Using Ant To Solve Problems Posed by Frequent Deployments, Steve Shaw, 2002
Deploying a system in an agile development environment presents its own set of challenges. If it is true that development cycles are short and that every release is as small as possible, then we are going to be releasing software much more frequently than with other
methodologies. Related to this is the concept that the system is never finished, and deployments have to occur throughout the lifetime of the system. This paper examines some of the problems posed by this type of deployment environment
and suggests how Ant can be used to solve them. An appendix describes concrete solutions to problems encountered on a real-life medium-sized project.
Towards An Effective Onsite Customer Practice, Cesar Farell, Rekha Narang, Shelley Kapitan, Heather Webber, 2002
This paper describes the experience of process refinement on a long running XP project. At the end of the first release of this project, the team took the time to review and critique their current practices. The outcome of this review was a concrete set of recommendations that were put into practice in later releases to address the problems identified in the first. Of these recommendations, the ones that had the greatest impact on process improvement were those pertaining to the refinement of the onsite customer practice.
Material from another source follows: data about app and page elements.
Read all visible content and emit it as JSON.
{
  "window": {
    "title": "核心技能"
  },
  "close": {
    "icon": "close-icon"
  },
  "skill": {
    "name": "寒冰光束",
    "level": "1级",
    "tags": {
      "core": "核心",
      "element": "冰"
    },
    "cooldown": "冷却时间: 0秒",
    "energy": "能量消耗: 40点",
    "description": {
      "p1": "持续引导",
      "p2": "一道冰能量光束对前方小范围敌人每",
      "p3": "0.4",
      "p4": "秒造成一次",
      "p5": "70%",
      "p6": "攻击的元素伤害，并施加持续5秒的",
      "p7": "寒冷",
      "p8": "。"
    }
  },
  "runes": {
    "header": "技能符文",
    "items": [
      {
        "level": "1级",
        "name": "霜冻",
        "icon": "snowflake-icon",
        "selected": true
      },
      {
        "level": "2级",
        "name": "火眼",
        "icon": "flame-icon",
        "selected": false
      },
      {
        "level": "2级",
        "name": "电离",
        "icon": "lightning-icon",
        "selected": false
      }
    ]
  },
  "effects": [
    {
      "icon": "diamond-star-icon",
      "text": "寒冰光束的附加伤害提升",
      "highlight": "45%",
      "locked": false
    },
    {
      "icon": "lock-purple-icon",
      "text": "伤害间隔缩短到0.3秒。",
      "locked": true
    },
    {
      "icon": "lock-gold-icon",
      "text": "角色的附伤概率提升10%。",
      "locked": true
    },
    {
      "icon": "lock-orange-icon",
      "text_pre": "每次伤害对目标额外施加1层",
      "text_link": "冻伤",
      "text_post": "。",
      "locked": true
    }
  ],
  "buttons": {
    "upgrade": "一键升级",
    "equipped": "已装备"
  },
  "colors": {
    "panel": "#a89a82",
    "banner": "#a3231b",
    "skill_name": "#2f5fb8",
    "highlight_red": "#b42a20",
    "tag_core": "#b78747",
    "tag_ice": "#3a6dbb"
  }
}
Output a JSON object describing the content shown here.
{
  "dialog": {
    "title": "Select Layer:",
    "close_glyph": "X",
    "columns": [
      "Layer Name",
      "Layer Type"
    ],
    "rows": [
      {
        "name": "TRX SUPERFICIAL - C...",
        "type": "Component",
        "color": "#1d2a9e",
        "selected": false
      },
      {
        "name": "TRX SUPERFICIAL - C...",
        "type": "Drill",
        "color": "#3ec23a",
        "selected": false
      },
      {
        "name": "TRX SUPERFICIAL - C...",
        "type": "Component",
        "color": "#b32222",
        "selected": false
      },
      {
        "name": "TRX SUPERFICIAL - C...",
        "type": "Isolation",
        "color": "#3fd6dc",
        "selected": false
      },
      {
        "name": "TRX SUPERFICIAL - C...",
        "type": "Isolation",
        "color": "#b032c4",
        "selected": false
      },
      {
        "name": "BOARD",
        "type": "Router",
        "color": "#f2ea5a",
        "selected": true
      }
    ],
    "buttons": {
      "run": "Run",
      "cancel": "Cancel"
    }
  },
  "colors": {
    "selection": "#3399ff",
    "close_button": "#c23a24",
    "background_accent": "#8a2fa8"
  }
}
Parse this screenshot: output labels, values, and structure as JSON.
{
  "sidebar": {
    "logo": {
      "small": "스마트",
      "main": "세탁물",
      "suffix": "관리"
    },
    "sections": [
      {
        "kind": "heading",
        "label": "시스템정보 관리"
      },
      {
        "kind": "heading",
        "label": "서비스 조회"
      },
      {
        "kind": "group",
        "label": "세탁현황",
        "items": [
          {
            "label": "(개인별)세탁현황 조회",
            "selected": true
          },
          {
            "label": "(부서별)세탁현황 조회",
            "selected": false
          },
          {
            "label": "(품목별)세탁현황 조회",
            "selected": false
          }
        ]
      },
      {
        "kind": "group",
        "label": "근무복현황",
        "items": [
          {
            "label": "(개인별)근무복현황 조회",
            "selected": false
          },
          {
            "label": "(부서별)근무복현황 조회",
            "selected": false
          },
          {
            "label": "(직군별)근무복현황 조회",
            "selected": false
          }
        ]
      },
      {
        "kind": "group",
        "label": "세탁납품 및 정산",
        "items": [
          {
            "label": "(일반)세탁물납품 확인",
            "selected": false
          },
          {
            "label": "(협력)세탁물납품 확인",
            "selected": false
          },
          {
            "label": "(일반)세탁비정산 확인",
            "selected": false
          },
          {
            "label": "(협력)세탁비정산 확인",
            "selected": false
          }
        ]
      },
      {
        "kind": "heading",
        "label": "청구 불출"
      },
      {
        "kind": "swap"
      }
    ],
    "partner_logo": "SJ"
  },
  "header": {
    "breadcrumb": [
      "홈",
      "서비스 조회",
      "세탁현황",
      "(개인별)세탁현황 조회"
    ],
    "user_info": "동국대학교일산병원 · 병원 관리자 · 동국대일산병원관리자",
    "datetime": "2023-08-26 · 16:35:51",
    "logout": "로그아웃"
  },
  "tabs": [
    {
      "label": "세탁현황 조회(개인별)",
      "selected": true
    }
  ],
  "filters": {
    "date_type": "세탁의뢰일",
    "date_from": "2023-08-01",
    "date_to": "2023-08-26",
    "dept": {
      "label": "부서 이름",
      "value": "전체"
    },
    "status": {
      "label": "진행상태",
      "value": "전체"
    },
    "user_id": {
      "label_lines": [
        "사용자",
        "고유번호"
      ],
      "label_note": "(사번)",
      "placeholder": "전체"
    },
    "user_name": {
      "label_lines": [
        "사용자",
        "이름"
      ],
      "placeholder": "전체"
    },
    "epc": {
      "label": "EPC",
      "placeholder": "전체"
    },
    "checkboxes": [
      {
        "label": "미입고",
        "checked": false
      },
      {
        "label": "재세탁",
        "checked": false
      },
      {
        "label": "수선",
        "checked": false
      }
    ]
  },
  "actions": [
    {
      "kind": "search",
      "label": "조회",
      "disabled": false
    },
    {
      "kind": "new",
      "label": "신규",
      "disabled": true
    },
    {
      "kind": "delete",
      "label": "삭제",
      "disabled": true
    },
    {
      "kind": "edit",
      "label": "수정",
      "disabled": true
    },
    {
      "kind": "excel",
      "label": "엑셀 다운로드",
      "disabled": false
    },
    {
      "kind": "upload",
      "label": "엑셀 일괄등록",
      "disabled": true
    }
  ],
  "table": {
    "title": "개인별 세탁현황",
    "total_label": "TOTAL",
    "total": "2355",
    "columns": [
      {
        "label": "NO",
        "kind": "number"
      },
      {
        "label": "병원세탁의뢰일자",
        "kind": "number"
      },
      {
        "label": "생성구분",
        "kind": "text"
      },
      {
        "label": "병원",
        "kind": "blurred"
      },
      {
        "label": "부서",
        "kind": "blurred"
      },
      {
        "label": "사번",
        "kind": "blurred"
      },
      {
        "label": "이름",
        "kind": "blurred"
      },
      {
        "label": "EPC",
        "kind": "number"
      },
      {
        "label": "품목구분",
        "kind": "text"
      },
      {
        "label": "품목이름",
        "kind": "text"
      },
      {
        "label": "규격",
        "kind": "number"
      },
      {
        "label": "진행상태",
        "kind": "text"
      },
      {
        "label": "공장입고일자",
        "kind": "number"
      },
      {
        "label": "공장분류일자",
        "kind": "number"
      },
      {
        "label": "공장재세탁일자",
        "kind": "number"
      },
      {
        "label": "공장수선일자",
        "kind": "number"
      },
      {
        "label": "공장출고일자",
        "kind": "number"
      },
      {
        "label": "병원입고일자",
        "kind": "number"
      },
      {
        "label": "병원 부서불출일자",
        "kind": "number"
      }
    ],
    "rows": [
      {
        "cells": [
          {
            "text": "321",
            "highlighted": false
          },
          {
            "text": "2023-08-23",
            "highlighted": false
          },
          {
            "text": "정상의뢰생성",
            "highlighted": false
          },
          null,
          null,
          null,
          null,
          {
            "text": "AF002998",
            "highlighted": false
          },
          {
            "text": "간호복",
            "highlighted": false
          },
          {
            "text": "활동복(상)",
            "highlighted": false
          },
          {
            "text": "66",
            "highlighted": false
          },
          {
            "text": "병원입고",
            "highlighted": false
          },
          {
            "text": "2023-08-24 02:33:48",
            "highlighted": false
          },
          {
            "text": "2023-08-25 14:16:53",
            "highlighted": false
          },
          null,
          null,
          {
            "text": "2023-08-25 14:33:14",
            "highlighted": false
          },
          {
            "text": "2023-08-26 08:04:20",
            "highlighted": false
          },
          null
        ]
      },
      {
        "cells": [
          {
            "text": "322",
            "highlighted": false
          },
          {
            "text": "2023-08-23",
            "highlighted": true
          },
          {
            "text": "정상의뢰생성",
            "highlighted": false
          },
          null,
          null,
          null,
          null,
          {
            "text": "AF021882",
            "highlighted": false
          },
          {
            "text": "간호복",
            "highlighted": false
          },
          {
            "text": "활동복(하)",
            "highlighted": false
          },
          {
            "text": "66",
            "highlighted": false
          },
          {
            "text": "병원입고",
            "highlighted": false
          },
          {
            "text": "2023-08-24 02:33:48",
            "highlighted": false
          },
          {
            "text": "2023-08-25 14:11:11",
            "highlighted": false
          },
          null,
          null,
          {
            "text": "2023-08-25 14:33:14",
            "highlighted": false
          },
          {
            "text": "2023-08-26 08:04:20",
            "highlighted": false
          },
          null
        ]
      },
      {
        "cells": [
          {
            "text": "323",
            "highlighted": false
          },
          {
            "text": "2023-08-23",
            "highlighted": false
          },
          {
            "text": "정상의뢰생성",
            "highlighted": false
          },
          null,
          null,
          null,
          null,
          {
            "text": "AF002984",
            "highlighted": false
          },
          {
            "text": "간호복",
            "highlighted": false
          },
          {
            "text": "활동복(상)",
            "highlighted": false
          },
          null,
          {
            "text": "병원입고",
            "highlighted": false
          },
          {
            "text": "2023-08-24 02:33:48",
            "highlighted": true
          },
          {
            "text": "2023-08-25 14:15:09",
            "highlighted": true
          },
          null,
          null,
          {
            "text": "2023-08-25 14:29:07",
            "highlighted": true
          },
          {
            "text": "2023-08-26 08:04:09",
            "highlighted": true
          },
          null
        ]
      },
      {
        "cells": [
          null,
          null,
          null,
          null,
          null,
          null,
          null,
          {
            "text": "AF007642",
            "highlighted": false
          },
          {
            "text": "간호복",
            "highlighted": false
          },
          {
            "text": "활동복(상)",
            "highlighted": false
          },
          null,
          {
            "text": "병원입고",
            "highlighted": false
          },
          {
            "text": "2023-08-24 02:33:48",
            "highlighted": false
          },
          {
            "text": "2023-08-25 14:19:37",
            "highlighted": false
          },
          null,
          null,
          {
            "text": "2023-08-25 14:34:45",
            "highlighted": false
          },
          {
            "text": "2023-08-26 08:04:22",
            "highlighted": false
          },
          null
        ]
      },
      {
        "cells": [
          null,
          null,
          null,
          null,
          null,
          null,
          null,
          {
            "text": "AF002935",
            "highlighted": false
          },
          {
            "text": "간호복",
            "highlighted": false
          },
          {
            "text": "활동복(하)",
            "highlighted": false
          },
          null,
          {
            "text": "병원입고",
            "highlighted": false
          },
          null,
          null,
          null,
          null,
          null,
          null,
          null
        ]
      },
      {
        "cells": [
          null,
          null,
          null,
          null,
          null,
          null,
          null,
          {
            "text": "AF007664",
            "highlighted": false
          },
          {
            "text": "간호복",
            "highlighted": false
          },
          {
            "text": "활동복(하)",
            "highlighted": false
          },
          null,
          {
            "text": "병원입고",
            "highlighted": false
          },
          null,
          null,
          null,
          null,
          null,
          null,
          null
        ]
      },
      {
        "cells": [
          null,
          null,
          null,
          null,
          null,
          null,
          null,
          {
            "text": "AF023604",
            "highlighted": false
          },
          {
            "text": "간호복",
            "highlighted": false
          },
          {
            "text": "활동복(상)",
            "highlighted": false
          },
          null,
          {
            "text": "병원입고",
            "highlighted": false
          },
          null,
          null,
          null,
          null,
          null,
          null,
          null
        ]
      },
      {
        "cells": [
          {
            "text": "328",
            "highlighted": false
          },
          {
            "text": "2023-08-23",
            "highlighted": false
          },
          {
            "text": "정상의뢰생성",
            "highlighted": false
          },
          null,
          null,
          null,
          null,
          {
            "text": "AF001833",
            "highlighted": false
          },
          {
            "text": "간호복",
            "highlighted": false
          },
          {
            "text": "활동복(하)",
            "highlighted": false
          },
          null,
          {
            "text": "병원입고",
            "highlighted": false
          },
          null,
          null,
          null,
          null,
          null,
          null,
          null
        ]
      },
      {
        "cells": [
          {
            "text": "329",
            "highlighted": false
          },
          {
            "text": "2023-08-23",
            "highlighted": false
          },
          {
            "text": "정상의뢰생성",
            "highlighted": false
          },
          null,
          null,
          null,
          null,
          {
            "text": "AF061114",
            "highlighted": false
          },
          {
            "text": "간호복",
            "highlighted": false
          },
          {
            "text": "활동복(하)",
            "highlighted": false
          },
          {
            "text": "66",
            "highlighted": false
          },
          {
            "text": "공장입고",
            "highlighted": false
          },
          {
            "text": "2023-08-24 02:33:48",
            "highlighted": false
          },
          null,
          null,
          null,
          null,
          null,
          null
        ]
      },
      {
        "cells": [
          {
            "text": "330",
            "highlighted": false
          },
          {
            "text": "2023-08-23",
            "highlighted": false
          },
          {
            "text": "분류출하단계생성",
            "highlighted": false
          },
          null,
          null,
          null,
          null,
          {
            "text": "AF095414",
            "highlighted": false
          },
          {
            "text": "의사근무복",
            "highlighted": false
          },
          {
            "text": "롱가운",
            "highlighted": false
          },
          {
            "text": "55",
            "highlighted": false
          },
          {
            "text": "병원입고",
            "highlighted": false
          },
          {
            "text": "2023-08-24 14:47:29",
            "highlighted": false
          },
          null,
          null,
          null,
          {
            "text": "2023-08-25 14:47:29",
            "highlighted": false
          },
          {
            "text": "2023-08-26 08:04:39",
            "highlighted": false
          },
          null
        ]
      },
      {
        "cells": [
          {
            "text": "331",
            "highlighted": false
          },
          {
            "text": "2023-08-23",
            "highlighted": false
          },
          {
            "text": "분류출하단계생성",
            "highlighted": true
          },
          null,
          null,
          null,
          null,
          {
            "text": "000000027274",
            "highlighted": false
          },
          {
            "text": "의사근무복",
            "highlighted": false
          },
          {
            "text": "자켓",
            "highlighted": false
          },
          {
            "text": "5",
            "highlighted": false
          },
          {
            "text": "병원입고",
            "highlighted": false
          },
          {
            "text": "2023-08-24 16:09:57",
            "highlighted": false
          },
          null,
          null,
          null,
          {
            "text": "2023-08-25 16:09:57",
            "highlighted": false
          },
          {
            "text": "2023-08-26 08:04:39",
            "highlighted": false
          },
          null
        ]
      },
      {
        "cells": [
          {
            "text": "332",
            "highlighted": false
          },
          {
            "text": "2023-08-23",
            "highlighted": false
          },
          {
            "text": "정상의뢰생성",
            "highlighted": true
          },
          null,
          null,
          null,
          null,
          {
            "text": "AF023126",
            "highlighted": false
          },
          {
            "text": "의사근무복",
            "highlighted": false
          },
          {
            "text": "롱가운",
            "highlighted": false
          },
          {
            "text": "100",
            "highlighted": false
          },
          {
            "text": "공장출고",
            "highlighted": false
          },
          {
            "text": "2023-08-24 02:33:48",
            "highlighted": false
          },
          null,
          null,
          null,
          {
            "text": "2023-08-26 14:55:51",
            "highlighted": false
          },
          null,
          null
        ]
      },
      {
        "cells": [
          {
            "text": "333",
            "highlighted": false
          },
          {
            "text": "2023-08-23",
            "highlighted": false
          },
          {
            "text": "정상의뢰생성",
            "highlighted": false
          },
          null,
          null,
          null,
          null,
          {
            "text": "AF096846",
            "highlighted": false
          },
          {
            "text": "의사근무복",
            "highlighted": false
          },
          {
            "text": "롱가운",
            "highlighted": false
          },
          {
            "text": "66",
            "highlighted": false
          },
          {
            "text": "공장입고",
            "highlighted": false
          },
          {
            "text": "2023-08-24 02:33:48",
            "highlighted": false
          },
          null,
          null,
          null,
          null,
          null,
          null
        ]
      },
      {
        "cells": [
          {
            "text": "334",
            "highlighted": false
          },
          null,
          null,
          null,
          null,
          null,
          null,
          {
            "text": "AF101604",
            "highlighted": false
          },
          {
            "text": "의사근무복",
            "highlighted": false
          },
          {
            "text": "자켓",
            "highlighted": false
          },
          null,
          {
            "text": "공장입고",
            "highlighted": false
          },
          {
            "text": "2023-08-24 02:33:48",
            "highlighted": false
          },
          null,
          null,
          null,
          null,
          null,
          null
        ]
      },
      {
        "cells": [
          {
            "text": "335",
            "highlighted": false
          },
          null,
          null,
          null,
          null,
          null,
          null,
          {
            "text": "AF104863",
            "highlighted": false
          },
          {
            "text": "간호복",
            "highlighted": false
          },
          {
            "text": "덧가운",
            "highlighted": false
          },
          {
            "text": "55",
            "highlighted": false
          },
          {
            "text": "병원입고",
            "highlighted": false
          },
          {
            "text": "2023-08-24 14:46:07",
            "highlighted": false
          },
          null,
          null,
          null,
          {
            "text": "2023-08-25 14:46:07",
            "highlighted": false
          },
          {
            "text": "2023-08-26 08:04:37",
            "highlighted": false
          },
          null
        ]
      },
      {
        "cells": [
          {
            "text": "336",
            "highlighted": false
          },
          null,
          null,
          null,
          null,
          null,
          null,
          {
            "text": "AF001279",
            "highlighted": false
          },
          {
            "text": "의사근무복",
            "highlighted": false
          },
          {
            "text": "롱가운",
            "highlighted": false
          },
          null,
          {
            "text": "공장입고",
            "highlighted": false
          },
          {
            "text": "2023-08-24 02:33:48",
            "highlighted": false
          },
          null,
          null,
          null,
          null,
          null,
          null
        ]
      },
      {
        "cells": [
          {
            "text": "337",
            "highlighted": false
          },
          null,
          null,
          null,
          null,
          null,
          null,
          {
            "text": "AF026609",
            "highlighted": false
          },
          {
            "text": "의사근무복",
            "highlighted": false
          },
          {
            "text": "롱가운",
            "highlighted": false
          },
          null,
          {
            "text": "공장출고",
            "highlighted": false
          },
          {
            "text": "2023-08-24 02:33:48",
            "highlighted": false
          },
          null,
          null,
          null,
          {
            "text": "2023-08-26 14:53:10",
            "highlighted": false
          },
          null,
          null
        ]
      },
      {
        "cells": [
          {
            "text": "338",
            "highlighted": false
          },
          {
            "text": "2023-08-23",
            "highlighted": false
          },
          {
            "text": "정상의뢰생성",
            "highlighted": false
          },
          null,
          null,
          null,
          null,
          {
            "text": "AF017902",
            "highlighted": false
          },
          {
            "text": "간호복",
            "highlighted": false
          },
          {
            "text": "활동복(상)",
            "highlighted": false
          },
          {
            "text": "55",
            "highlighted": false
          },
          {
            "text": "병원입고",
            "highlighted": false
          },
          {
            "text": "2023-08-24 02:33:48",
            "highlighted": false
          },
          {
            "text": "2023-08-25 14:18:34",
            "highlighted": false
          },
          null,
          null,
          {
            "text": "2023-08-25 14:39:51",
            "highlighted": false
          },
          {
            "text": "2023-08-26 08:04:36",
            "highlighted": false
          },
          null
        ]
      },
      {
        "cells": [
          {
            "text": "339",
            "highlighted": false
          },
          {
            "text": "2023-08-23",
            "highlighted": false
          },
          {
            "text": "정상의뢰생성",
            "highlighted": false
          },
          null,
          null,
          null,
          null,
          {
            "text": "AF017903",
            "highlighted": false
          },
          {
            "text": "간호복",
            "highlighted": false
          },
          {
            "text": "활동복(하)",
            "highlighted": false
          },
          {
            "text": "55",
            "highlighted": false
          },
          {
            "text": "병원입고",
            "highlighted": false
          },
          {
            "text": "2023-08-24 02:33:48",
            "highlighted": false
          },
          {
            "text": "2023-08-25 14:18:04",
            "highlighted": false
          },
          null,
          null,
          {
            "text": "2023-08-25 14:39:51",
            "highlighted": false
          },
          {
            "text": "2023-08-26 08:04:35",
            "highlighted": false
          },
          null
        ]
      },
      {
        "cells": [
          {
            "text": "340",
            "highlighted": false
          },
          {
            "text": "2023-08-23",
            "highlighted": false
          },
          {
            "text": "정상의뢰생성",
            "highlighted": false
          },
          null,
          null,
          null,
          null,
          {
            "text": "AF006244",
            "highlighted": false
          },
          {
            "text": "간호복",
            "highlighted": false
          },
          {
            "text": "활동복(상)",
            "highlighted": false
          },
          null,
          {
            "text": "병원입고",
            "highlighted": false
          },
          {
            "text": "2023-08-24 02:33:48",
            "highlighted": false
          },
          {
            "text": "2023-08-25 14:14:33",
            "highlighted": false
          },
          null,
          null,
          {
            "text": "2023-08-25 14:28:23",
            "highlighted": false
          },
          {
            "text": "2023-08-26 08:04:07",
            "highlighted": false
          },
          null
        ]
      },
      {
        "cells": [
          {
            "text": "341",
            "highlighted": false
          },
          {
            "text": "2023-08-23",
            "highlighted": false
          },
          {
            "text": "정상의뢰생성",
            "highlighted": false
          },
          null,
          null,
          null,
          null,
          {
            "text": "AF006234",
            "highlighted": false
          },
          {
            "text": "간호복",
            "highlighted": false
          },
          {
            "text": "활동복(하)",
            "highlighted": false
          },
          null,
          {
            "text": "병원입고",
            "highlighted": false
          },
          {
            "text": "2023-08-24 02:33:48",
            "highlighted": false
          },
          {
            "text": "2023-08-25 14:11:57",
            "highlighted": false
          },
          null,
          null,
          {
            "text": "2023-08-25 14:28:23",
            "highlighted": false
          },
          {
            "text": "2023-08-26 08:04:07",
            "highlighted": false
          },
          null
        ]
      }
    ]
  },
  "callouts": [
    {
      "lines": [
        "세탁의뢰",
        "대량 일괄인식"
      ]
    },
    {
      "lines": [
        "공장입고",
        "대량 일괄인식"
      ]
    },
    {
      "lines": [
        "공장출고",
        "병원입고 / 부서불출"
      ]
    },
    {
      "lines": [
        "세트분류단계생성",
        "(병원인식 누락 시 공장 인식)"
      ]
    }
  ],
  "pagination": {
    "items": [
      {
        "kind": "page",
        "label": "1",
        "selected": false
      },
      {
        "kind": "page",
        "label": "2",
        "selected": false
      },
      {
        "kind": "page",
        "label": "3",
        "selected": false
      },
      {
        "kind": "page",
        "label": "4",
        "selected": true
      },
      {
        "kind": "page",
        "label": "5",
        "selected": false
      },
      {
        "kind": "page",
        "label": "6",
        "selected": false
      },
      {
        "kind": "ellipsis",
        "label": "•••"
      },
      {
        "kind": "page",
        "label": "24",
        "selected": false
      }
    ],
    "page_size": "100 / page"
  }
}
This paper discusses in detail the improvements experienced as the result of a more effective onsite customer practice.